Tell the U.S. Army Corps to deny the dredging permits!
Email your public comment by December 9, 2011.
Dredging destroys the river channel, causing erosion that threatens valuable farmland, bridges, roads, flood control measures, and wildlife habitat. It also stirs up sediments and pollutants that are expensive to remove from our drinking water.
The U.S. Army Corps of Engineers is now accepting public comment for five sand and gravel companies requesting permit renewals to dredge the Kaw. Four companies are requesting significant expansions, including re-opening previously dredged areas the Army Corps closed due to "unacceptable degradation."
The five permits cover a total of thirteen different dredging sites (ten existing, three new). Currently, these five companies are authorized to extract 2.2 million tons from the river. The permit renewals would increase that total by almost 50%, to 3.2 million tons.
Take action - now is the time to stop dredging on the Kaw!
Here's the information you need to write a comment. Email it by December 9, 2011, to Kale Horton at firstname.lastname@example.org (and please also cc your comment to email@example.com). Remember to ask for a public hearing!
1) Sample public comment
2) Friends of the Kaw press release
3) Write a letter to the editor of your local paper - here's a sample
4) U.S. Army Corps of Engineers notice of permits
Comments may be emailed to Kale Horton at firstname.lastname@example.org (and please also cc your comment to email@example.com). Comments may also be mailed to:
Regulatory Project Manager, Kale Horton
U.S. Army Corps of Engineers
Kansas City Regulatory Office 635 Federal Building
601 East 12th Street
Kansas City, Missouri 64106-2896.
For questions, Kale Horton may also be reached at telephone 816-389-3656.
NO MORE RIVER DREDGING
The cumulative, damaging effects of river dredging are not in the public interest.
Damage to our drinking water.
- Dredging stirs up sediments and industrial pollutants that are expensive for municipal treatment plants to remove from drinking water.

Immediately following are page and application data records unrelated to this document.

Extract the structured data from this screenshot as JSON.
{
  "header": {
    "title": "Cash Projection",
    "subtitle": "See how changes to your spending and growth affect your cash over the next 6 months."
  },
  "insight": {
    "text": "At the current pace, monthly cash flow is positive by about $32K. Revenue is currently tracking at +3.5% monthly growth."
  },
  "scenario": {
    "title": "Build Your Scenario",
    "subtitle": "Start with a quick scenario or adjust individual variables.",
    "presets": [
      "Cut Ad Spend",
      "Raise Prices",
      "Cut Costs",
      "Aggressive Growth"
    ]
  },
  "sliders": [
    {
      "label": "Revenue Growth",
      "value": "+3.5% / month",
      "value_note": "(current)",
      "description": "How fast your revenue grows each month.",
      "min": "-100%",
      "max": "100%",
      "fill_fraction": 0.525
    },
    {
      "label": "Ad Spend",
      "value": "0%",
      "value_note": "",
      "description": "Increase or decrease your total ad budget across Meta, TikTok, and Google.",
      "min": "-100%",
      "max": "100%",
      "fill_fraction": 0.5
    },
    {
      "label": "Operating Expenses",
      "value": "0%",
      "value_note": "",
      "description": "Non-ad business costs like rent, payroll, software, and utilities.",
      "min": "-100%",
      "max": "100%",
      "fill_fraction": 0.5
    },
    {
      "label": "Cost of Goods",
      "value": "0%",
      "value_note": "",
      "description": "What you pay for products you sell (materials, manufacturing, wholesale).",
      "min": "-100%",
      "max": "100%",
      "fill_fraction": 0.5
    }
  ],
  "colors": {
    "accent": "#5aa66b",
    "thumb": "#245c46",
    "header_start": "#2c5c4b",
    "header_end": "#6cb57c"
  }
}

- Over 600,000 Kansans get their drinking water from the Kaw – for example, one-third of Johnson County, and all of Topeka.
- Three major municipal intakes draw water directly from the river and several more municipalities draw water from wells near the river.
Erosion of private property and taxpayer infrastructure.
- Dredging causes erosion to valuable farmland and wildlife habitat.
- Erosion also threatens taxpayer-funded infrastructure like flood control measures, bridges, and roads.
- Cables for dredging rigs are hazardous to recreational boaters, and the river tourism that several communities have worked hard to promote.
Economic benefits to ending dredging.
- There is no need for the destructive practice of river dredging - other sand companies are already pursuing the practical, economic, and reasonable alternative of sand pit mining.
- Taking dredges off the Kaw will not increase the price of sand and gravel, and it will not have negative impacts on jobs or the economy.
- Ending dredging will ultimately reduce the cost of drinking water treatment and reduce the costs of erosion to private and government property.
IMPORTANT – NEW RIVER STUDY TO BE RELEASED JANUARY 2012
In January 2012, K-State researchers plan to release a major study on the Kaw River which will include extensive new information on the environmental impacts of dredging.
This new information will inherently call into question the concerns of the 1991 EIS and regulatory plan that the USACE uses to assess the Kaw – information that is more than two decades old.
We are pleased to announce that Lynate Pettengill will be
helping Friends of the Kaw with various fundraising activities on a part-time
basis. Lynate is a life-long, passionate environmentalist and has worked with
not-for-profits in development for over fifteen years. She has also been tied
to Lawrence and the Kaw River all her life as her grandparents were born and
raised here. Lynate shared, “I have fond memories of walking along the banks of
the Kaw after family dinners as a child. I am thrilled to now have the
opportunity to work with Friends of the Kaw to protect this important riverway
and all the creatures who rely upon these waters for food and shelter.”